Stored records
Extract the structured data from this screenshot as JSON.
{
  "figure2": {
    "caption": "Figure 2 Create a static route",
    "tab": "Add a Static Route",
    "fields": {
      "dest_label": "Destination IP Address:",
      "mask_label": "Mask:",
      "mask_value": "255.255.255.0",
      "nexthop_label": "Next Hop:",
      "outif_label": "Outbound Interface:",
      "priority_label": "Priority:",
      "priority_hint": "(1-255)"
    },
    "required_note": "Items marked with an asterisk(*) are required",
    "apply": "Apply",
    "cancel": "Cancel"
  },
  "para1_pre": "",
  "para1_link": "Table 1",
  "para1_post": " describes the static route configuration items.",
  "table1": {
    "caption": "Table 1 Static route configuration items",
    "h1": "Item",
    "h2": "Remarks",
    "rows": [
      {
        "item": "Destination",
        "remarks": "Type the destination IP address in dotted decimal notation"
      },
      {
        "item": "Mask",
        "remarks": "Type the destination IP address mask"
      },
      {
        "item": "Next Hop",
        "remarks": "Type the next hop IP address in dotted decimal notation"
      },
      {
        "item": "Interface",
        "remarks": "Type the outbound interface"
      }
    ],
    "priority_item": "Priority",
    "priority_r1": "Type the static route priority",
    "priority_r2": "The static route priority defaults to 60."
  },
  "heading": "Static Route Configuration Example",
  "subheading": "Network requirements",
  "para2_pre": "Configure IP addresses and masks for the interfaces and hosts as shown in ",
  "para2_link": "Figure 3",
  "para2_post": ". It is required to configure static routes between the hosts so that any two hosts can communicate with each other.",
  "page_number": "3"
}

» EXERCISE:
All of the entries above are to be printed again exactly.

» OUTPUT FOR THIS TASK:
Extract the structured data from this screenshot as JSON.
{
  "figure2": {
    "caption": "Figure 2 Create a static route",
    "tab": "Add a Static Route",
    "fields": {
      "dest_label": "Destination IP Address:",
      "mask_label": "Mask:",
      "mask_value": "255.255.255.0",
      "nexthop_label": "Next Hop:",
      "outif_label": "Outbound Interface:",
      "priority_label": "Priority:",
      "priority_hint": "(1-255)"
    },
    "required_note": "Items marked with an asterisk(*) are required",
    "apply": "Apply",
    "cancel": "Cancel"
  },
  "para1_pre": "",
  "para1_link": "Table 1",
  "para1_post": " describes the static route configuration items.",
  "table1": {
    "caption": "Table 1 Static route configuration items",
    "h1": "Item",
    "h2": "Remarks",
    "rows": [
      {
        "item": "Destination",
        "remarks": "Type the destination IP address in dotted decimal notation"
      },
      {
        "item": "Mask",
        "remarks": "Type the destination IP address mask"
      },
      {
        "item": "Next Hop",
        "remarks": "Type the next hop IP address in dotted decimal notation"
      },
      {
        "item": "Interface",
        "remarks": "Type the outbound interface"
      }
    ],
    "priority_item": "Priority",
    "priority_r1": "Type the static route priority",
    "priority_r2": "The static route priority defaults to 60."
  },
  "heading": "Static Route Configuration Example",
  "subheading": "Network requirements",
  "para2_pre": "Configure IP addresses and masks for the interfaces and hosts as shown in ",
  "para2_link": "Figure 3",
  "para2_post": ". It is required to configure static routes between the hosts so that any two hosts can communicate with each other.",
  "page_number": "3"
}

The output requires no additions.